The most important thing a woman can do to help prevent cervical cancer is to have regular Pap tests starting at age 21, or when becoming sexually active if after the age of 21. The Pap test looks for pre-cancers (or dysplasia), cell changes on the cervix that may develop into cervical cancer if not treated appropriately. In addition to the Pap test, the HPV test checks for the HPV virus, which is the main cause of cervical cancer. The American Cancer Society recommends a Pap test plus an HPV test as the preferred way to find early cervical cancers or pre-cancers in women 30 and older.
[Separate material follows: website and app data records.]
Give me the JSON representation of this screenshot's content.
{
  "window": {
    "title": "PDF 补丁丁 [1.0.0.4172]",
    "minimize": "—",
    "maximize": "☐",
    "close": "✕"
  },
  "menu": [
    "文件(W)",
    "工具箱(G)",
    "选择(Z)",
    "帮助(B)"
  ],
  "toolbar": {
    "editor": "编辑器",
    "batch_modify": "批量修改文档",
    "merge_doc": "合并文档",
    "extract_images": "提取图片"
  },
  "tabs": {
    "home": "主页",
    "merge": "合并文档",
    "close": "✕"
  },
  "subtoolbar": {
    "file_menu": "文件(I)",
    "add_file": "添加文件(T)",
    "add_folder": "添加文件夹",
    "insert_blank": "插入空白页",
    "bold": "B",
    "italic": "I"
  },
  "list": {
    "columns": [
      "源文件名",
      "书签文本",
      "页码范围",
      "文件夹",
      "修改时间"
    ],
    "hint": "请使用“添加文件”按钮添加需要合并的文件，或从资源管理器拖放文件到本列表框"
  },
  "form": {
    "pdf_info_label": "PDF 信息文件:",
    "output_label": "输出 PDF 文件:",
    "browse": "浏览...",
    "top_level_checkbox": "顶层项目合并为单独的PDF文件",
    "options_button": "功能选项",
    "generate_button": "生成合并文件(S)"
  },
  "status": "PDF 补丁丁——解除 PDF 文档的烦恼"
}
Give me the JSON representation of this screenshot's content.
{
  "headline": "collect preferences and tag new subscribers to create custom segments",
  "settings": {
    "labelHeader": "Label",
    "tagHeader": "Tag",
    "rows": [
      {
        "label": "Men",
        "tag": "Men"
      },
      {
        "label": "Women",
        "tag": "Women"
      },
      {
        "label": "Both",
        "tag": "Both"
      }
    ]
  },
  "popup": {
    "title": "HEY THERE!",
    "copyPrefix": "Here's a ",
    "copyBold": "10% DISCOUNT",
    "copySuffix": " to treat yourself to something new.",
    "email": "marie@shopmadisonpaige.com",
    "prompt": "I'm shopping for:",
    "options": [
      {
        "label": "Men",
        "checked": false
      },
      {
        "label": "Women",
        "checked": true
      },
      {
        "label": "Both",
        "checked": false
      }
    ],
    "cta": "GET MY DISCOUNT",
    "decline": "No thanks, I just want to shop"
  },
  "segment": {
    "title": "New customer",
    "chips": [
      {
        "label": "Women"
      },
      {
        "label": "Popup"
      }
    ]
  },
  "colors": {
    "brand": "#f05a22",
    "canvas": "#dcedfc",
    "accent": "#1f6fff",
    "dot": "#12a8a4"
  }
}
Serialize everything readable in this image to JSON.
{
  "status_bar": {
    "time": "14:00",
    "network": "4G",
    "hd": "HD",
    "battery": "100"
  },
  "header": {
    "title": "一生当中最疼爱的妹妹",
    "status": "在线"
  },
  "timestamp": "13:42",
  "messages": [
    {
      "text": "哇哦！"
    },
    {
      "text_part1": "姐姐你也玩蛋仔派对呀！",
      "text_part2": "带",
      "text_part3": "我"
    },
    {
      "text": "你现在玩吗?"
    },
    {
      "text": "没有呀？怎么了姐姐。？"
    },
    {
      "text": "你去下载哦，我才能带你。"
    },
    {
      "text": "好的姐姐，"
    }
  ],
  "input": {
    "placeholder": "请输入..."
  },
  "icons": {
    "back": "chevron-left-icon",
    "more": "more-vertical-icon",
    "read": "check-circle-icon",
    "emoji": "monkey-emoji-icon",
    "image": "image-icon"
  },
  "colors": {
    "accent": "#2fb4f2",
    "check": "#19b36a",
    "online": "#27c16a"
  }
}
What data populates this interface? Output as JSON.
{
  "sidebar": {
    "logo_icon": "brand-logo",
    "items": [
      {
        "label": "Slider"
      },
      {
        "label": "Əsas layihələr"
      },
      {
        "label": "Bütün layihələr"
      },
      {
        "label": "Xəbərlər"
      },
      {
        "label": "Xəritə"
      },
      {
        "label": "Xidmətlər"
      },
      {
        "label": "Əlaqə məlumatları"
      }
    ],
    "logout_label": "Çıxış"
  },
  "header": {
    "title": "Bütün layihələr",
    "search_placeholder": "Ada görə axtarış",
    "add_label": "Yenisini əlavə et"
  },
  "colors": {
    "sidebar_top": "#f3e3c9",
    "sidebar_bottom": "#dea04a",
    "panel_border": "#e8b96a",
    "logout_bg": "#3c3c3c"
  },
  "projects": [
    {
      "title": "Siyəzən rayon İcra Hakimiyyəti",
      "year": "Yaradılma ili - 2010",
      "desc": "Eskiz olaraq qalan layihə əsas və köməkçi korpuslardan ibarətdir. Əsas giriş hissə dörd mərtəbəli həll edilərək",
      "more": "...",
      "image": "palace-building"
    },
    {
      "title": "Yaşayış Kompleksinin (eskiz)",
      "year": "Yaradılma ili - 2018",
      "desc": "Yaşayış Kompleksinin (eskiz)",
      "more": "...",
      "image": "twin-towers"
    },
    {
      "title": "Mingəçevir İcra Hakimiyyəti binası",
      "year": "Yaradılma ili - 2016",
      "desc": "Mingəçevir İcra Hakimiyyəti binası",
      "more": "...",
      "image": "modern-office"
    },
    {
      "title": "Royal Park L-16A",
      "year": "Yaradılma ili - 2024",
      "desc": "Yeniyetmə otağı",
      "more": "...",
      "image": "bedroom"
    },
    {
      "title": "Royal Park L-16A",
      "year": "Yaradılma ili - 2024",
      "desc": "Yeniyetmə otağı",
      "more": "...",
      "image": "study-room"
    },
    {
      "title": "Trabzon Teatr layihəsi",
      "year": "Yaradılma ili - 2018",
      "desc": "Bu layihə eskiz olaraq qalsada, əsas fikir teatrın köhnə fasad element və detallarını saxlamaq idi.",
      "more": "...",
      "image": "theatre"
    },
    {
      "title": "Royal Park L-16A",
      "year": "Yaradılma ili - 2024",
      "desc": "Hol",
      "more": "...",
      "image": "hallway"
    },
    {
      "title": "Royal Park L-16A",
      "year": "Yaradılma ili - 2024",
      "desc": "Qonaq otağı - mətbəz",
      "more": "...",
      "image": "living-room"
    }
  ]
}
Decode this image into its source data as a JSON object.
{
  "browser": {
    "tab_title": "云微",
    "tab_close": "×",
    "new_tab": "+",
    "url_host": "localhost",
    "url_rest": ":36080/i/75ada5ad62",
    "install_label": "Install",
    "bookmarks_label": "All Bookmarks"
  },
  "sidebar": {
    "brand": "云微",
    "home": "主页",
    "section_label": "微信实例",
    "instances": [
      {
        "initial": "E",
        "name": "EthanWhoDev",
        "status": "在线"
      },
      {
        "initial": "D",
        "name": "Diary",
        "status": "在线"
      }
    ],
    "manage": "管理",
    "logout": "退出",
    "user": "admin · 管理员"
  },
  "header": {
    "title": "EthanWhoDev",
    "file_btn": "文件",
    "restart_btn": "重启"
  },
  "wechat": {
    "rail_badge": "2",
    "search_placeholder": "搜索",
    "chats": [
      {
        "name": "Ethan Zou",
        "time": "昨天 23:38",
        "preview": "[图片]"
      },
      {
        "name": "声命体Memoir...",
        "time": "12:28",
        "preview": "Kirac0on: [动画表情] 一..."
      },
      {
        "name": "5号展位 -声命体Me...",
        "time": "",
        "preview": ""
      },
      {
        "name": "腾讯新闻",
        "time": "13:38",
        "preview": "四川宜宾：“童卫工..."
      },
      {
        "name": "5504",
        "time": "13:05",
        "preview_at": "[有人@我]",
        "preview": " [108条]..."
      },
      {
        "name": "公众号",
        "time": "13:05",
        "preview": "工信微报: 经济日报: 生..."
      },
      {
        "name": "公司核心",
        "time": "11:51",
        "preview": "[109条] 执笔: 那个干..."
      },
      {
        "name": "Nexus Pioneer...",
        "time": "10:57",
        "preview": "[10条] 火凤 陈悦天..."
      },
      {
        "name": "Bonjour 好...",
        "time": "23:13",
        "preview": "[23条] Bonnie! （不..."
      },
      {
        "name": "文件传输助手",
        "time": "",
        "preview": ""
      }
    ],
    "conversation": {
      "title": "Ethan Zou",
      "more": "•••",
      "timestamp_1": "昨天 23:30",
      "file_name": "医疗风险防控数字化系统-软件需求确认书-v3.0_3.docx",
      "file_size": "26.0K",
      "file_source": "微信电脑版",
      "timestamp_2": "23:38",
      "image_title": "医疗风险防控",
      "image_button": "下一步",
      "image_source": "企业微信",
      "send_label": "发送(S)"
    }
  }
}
If your Pap test results are normal, your chance of getting cervical cancer in the next few years is very low. For that reason, your doctor may tell you that you will not need another Pap test for as long as three years after the age of 21. If both your Pap and HPV test results are normal, your doctor may tell you that you can wait five years to have your next Pap test. But you should still go to the doctor regularly for an annual gynecological checkup.
There are also other ways to reduce your risk of getting HPV.